Author Claudia Martinez said, “I write Latino stories not just because of my background but also because as a kid I didn’t see a lot of books with Latino characters,” author Claudia Martinez said. 

Martinez was one of the many guest speakers at Metea and she shared how she wants other people to relate to her books. She aims to be a mirror for people with the same background as her and she hopes to see more Latino involvement in the writing world. 

Another guest speaker, Delia Nila Basile, gave a presentation on her family history and what brought them to Aurora. Basile’s family was one of the first Hispanic families to come to Aurora.

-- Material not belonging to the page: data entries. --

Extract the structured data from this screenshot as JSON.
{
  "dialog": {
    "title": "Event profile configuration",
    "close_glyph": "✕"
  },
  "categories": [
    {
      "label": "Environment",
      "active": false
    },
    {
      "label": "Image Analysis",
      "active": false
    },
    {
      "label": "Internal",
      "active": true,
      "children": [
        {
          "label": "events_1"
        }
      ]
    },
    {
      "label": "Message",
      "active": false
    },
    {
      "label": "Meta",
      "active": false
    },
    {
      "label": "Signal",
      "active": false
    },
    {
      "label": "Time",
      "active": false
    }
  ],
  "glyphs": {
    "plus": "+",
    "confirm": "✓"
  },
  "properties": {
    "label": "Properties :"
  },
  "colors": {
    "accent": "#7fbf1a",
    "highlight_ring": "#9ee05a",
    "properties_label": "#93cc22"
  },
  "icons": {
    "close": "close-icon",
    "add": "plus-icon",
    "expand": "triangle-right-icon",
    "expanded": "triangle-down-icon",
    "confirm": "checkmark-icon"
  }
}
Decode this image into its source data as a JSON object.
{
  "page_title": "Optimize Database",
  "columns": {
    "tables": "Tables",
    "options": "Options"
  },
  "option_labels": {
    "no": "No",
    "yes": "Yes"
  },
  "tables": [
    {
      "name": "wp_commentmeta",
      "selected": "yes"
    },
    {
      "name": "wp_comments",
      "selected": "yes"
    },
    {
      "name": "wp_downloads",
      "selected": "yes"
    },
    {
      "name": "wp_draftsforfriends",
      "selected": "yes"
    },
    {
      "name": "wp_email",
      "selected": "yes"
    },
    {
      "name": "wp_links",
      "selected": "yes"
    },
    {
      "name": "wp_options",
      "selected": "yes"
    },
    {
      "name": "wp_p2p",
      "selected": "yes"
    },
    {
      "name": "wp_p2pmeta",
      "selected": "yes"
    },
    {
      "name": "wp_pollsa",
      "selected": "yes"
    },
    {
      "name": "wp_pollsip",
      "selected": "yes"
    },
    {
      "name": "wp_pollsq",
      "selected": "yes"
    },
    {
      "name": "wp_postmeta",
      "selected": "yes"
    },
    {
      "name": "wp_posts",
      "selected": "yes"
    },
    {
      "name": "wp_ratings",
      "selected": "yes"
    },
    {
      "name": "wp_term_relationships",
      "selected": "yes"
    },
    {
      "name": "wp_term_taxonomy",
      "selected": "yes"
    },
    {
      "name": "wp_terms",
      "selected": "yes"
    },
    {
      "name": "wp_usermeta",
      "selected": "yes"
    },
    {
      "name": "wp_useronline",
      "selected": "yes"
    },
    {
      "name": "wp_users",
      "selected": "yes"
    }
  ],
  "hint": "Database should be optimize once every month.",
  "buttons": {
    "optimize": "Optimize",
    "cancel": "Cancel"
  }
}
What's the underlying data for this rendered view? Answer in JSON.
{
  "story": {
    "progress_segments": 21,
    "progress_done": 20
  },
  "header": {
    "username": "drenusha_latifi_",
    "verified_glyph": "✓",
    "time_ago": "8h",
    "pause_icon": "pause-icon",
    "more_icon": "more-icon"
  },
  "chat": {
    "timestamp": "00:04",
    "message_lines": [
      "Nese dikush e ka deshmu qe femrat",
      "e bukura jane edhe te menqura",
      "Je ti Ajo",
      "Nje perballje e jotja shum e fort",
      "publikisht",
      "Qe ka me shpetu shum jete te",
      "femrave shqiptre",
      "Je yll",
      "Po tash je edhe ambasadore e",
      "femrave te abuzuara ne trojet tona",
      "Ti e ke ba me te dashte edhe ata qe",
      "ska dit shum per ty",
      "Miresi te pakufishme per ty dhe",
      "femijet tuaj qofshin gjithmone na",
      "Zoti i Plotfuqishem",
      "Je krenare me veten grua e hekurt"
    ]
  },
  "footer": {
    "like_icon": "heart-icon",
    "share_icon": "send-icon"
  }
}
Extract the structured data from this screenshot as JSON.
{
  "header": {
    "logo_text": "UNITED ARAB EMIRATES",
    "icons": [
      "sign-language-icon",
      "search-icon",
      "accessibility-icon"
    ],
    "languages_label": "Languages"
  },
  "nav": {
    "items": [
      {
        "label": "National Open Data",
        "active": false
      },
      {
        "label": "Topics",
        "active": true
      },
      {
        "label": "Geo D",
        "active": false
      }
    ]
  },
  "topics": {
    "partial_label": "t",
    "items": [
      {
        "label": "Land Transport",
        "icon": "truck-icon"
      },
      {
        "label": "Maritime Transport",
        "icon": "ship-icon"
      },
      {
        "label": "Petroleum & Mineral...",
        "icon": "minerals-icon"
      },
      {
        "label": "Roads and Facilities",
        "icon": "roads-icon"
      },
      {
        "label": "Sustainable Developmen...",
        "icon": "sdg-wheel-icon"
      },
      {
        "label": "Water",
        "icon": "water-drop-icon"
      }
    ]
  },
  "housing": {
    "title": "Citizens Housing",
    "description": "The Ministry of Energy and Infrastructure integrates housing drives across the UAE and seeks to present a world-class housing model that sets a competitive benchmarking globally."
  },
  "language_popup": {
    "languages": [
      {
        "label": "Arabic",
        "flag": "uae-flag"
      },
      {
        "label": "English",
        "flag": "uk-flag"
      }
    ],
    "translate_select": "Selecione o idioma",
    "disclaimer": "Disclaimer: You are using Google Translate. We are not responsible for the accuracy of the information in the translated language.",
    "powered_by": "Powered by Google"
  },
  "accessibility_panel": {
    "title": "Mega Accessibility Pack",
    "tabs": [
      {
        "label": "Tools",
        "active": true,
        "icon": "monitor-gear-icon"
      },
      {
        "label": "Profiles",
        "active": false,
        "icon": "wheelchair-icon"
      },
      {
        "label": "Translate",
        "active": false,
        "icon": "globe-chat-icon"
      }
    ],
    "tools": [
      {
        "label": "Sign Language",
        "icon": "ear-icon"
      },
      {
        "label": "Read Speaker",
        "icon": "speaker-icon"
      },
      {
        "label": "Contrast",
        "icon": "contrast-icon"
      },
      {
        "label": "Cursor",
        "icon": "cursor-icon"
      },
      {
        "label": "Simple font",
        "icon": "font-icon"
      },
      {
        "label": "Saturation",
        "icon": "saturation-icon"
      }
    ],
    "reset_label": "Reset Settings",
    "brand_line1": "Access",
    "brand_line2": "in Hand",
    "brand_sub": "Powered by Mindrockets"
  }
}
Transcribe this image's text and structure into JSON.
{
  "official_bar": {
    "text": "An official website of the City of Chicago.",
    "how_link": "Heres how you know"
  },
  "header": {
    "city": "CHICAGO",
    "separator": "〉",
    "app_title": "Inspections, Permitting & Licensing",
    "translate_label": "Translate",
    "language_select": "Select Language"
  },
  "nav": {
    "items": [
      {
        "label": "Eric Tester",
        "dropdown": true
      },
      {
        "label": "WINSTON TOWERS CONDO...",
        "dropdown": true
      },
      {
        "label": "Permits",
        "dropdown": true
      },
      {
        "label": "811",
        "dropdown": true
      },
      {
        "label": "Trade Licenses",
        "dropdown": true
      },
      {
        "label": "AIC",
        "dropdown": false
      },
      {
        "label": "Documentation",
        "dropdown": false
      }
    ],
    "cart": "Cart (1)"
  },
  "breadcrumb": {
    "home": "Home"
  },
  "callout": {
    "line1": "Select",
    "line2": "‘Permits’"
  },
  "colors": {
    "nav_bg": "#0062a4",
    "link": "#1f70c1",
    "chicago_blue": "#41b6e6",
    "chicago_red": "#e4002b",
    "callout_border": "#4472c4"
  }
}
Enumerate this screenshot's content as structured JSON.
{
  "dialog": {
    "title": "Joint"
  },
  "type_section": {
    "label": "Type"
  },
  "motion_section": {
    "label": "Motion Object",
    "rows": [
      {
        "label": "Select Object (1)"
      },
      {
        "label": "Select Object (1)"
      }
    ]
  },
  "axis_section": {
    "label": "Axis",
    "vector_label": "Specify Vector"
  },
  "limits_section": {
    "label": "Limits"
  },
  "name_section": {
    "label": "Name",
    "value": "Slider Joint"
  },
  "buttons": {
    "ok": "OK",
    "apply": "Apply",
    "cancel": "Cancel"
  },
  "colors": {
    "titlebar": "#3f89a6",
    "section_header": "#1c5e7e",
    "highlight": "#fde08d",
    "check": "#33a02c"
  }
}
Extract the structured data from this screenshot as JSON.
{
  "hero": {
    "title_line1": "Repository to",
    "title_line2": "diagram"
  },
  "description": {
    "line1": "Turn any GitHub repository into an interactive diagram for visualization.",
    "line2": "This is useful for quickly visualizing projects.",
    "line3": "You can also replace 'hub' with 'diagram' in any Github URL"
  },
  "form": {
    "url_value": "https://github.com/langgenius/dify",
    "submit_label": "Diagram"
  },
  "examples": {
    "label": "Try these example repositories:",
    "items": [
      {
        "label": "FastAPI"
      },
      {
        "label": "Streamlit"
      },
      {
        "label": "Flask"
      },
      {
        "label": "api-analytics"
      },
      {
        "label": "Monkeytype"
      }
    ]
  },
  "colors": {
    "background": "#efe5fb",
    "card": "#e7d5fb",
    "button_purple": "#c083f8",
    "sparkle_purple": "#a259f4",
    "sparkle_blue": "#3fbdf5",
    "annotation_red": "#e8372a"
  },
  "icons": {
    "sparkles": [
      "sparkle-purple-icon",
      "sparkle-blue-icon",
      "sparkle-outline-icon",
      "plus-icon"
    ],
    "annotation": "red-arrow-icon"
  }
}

She explained how her family received discrimination in their community as newcomers.    

Basile’s ancestors worked in building railroads, which lead her family to live in boxcars, so they wouldn’t have to travel far to work. She was very passionate about her family history and proud to be a Hispanic descendant.

“We have to learn to be proud of where we came from. I think you can do that once you know who you are,” Basile said.